The Best Rock and Roll Groups

Although it is not my number one music pick, sometimes only rock and roll will do.

I don’t mean “rock.” That is a more general term. I certainly don’t mean heavy metal or acid rock. They lack the roll.

To me, real rock and roll is urban and working class. It speaks of the experiences of urban, working class young people. It is musically simple, generally based on a repeated signature or riff. More than three chords is suspect. And it does not end with a finale or have significant variations. It just drives that riff like a motor turning. Life is a highway.

What are some classic examples?

The music of the Beatles is much more diverse than only rock and roll, but when they do rock and roll they can be as good as anyone. They have two great rock voices in McCartney, who can do a Little Richard swoop, and John Lennon, who has a soulful crack in his voice. Both have written great rock and roll songs.

Rolling Stones have long billed themselves as the “world’s greatest rock and roll band,” and I am not inclined to contest the claim. Musically, they are well behind the Beatles; they have only one decent vocalist, and Jagger is no better than decent. Neither Richards nor Wood, nor Jones before him, are really top rank guitarists. Watts and Wyman were great, but neither a bassist nor a drummer can carry a band. Still, this is rock and roll, a kind of folk music. Exemplary musicianship is beside the point. The point is if you can strike the right tone consistently. The Stones have kept it up longer than anyone.

Bruce Springsteen and the E Street Band are more versatile, but when they do rock, they really do rock. Springsteen is magnificent as a lyricist, and writes very much from the working class urban viewpoint. I love their use of saxophone and keyboards. Rock and roll should not be limited to guitars.

ZZ Top has just the right groove too. Billy Gibbons is genuinely a top-rank guitarist. But his guitar work has the right mechanical grind. His voice too is mechanical and grinding. Made for rock and roll.

My brother, who prefers jazz, always objected that Creedence Clearwater Revival was too simple. That’s what rock and roll is supposed to be. The hallmark of true rock and roll, for me, is that I can listen to a song again and again and never get tired of it. This seems paradoxically more often true of simple songs. There is no better rock song than “Have You Ever Seen the Rain?”

Travelling Wilburys: the greatest of supergroups. As with the Beatles, you have the great swoop of Roy Orbison’s voice on the high notes. You have great rock songwriting, largely from George Harrison.

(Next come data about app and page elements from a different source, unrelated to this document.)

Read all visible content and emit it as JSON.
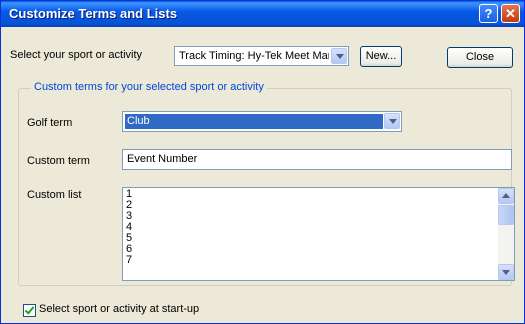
{
  "window": {
    "title": "Customize Terms and Lists",
    "help_label": "?",
    "close_label": "✕"
  },
  "sport": {
    "label": "Select your sport or activity",
    "selected": "Track Timing: Hy-Tek Meet Mana",
    "new_label": "New...",
    "close_button_label": "Close"
  },
  "custom_group": {
    "legend": "Custom terms for your selected sport or activity",
    "golf_term_label": "Golf term",
    "golf_term_value": "Club",
    "custom_term_label": "Custom term",
    "custom_term_value": "Event Number",
    "custom_list_label": "Custom list",
    "custom_list_items": [
      "1",
      "2",
      "3",
      "4",
      "5",
      "6",
      "7"
    ]
  },
  "startup": {
    "label": "Select sport or activity at start-up",
    "checked": true
  },
  "colors": {
    "titlebar": "#0553d6",
    "dialog_bg": "#ece9d8",
    "selection": "#316ac5",
    "legend_text": "#0046d5"
  }
}
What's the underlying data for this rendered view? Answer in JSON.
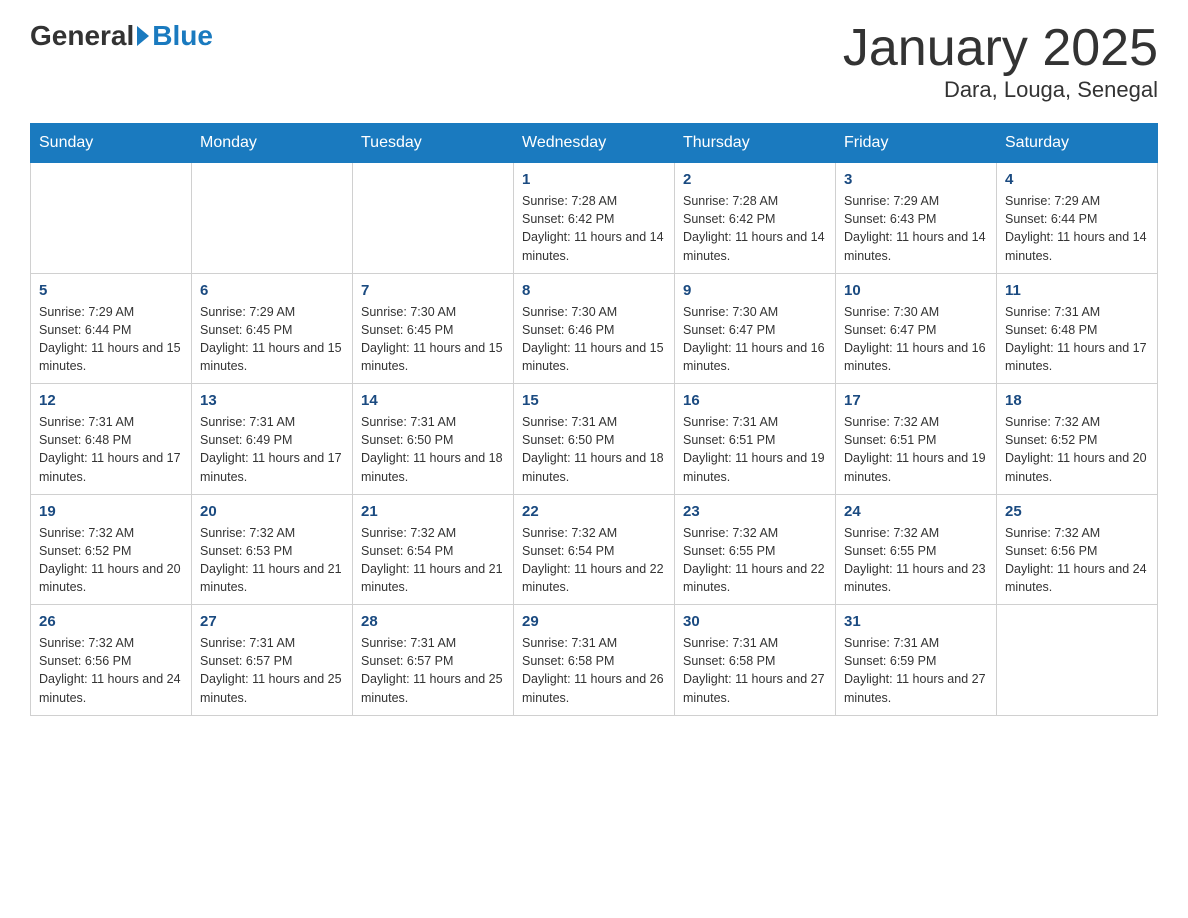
{
  "header": {
    "logo_general": "General",
    "logo_blue": "Blue",
    "month_title": "January 2025",
    "location": "Dara, Louga, Senegal"
  },
  "weekdays": [
    "Sunday",
    "Monday",
    "Tuesday",
    "Wednesday",
    "Thursday",
    "Friday",
    "Saturday"
  ],
  "weeks": [
    [
      {
        "day": "",
        "info": ""
      },
      {
        "day": "",
        "info": ""
      },
      {
        "day": "",
        "info": ""
      },
      {
        "day": "1",
        "info": "Sunrise: 7:28 AM\nSunset: 6:42 PM\nDaylight: 11 hours and 14 minutes."
      },
      {
        "day": "2",
        "info": "Sunrise: 7:28 AM\nSunset: 6:42 PM\nDaylight: 11 hours and 14 minutes."
      },
      {
        "day": "3",
        "info": "Sunrise: 7:29 AM\nSunset: 6:43 PM\nDaylight: 11 hours and 14 minutes."
      },
      {
        "day": "4",
        "info": "Sunrise: 7:29 AM\nSunset: 6:44 PM\nDaylight: 11 hours and 14 minutes."
      }
    ],
    [
      {
        "day": "5",
        "info": "Sunrise: 7:29 AM\nSunset: 6:44 PM\nDaylight: 11 hours and 15 minutes."
      },
      {
        "day": "6",
        "info": "Sunrise: 7:29 AM\nSunset: 6:45 PM\nDaylight: 11 hours and 15 minutes."
      },
      {
        "day": "7",
        "info": "Sunrise: 7:30 AM\nSunset: 6:45 PM\nDaylight: 11 hours and 15 minutes."
      },
      {
        "day": "8",
        "info": "Sunrise: 7:30 AM\nSunset: 6:46 PM\nDaylight: 11 hours and 15 minutes."
      },
      {
        "day": "9",
        "info": "Sunrise: 7:30 AM\nSunset: 6:47 PM\nDaylight: 11 hours and 16 minutes."
      },
      {
        "day": "10",
        "info": "Sunrise: 7:30 AM\nSunset: 6:47 PM\nDaylight: 11 hours and 16 minutes."
      },
      {
        "day": "11",
        "info": "Sunrise: 7:31 AM\nSunset: 6:48 PM\nDaylight: 11 hours and 17 minutes."
      }
    ],
    [
      {
        "day": "12",
        "info": "Sunrise: 7:31 AM\nSunset: 6:48 PM\nDaylight: 11 hours and 17 minutes."
      },
      {
        "day": "13",
        "info": "Sunrise: 7:31 AM\nSunset: 6:49 PM\nDaylight: 11 hours and 17 minutes."
      },
      {
        "day": "14",
        "info": "Sunrise: 7:31 AM\nSunset: 6:50 PM\nDaylight: 11 hours and 18 minutes."
      },
      {
        "day": "15",
        "info": "Sunrise: 7:31 AM\nSunset: 6:50 PM\nDaylight: 11 hours and 18 minutes."
      },
      {
        "day": "16",
        "info": "Sunrise: 7:31 AM\nSunset: 6:51 PM\nDaylight: 11 hours and 19 minutes."
      },
      {
        "day": "17",
        "info": "Sunrise: 7:32 AM\nSunset: 6:51 PM\nDaylight: 11 hours and 19 minutes."
      },
      {
        "day": "18",
        "info": "Sunrise: 7:32 AM\nSunset: 6:52 PM\nDaylight: 11 hours and 20 minutes."
      }
    ],
    [
      {
        "day": "19",
        "info": "Sunrise: 7:32 AM\nSunset: 6:52 PM\nDaylight: 11 hours and 20 minutes."
      },
      {
        "day": "20",
        "info": "Sunrise: 7:32 AM\nSunset: 6:53 PM\nDaylight: 11 hours and 21 minutes."
      },
      {
        "day": "21",
        "info": "Sunrise: 7:32 AM\nSunset: 6:54 PM\nDaylight: 11 hours and 21 minutes."
      },
      {
        "day": "22",
        "info": "Sunrise: 7:32 AM\nSunset: 6:54 PM\nDaylight: 11 hours and 22 minutes."
      },
      {
        "day": "23",
        "info": "Sunrise: 7:32 AM\nSunset: 6:55 PM\nDaylight: 11 hours and 22 minutes."
      },
      {
        "day": "24",
        "info": "Sunrise: 7:32 AM\nSunset: 6:55 PM\nDaylight: 11 hours and 23 minutes."
      },
      {
        "day": "25",
        "info": "Sunrise: 7:32 AM\nSunset: 6:56 PM\nDaylight: 11 hours and 24 minutes."
      }
    ],
    [
      {
        "day": "26",
        "info": "Sunrise: 7:32 AM\nSunset: 6:56 PM\nDaylight: 11 hours and 24 minutes."
      },
      {
        "day": "27",
        "info": "Sunrise: 7:31 AM\nSunset: 6:57 PM\nDaylight: 11 hours and 25 minutes."
      },
      {
        "day": "28",
        "info": "Sunrise: 7:31 AM\nSunset: 6:57 PM\nDaylight: 11 hours and 25 minutes."
      },
      {
        "day": "29",
        "info": "Sunrise: 7:31 AM\nSunset: 6:58 PM\nDaylight: 11 hours and 26 minutes."
      },
      {
        "day": "30",
        "info": "Sunrise: 7:31 AM\nSunset: 6:58 PM\nDaylight: 11 hours and 27 minutes."
      },
      {
        "day": "31",
        "info": "Sunrise: 7:31 AM\nSunset: 6:59 PM\nDaylight: 11 hours and 27 minutes."
      },
      {
        "day": "",
        "info": ""
      }
    ]
  ]
}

These guys were having fun together, and that energy is what you want for rock and roll. You want the feel of busting loose.

Buddy Holly and the Crickets sound a little too bouncy and upbeat for contemporary tastes, but they deserve special recognition as pioneers. The songs still hold up, although Linda Ronstadt does a better “When Will I Be Loved” than Holly did. They were experimenting, and so can be forgiven. They must have been mindblowing in their day.

The Animals: I always thought Eric Burdon had a great rock voice, pitched towards the blues. As a bassist, I admired Chas Chandler’s runs, and Alan Price was great on the keyboard. He did marvellous solo work later. I wish the original group had stayed together longer. Burdon went weird when he went solo, and did things that did not suit his voice. They were best when they stuck to classics; but that perhaps limited their repertoire and so their potential to last.

Mitch Ryder and the Detroit Wheels. Some claim Detroit is the true and original home of rock and roll. Sounds right—the home of the automobile. Nobody did the good old straight-up full-tilt rock and roll any better than the Detroit Wheels.

Joan Jett and the Blackhearts. As good as anyone, and keeping the torch high despite some metal influence. There is something special about seeing a woman who can rock.

Notably absent from my list:

The Who. “My Generation” has some claim to being one of the best rock and roll songs, but often I find them embarrassing. Trashing your instruments on stage is a cheap gimmick. Swinging the microphone or windmilling your arm to simply play a chord are cheap gimmicks. Keith Moon was too busy showboating on the drums to keep a steady beat, and John Entwhistle did solos instead of keeping the rhythm. That’s not rock and roll; because it’s lost the roll. I call kitsch.

The Beach Boys; are magnificent, but they’re art rock. Too complex musically for r&r.

The Yardbirds too were too musically sophisticated and too artistically ambitious to be truly rock and roll. Led Zeppelin were too metallic. Cream lacked the roll.

Some individual songs from other groups deserve mention. You can’t do better than “Dirty Water,” by the Standells. But they were a one-hit wonder. Same for “96 Tears.” “Walk of Life” by Dire Straits is fine r&r; but Dire Straits generally is too musically complex for rock and roll. “You Really Got Me,” by the Kinks; but the Kinks are more art rock. Manfed Mann could rock, on “The Mighty Quinn.” But more generally, more towards jazz rock.

I’m arbitrarily limiting this to groups. Hence no Sister Rosetta Thorpe, Little Richard, Chuck Berry, Bob Dylan, Bob Seger. I have not forgotten.

No headbangers here. No hard drugs, Just good times, beer, girls, and fast cars.

Source link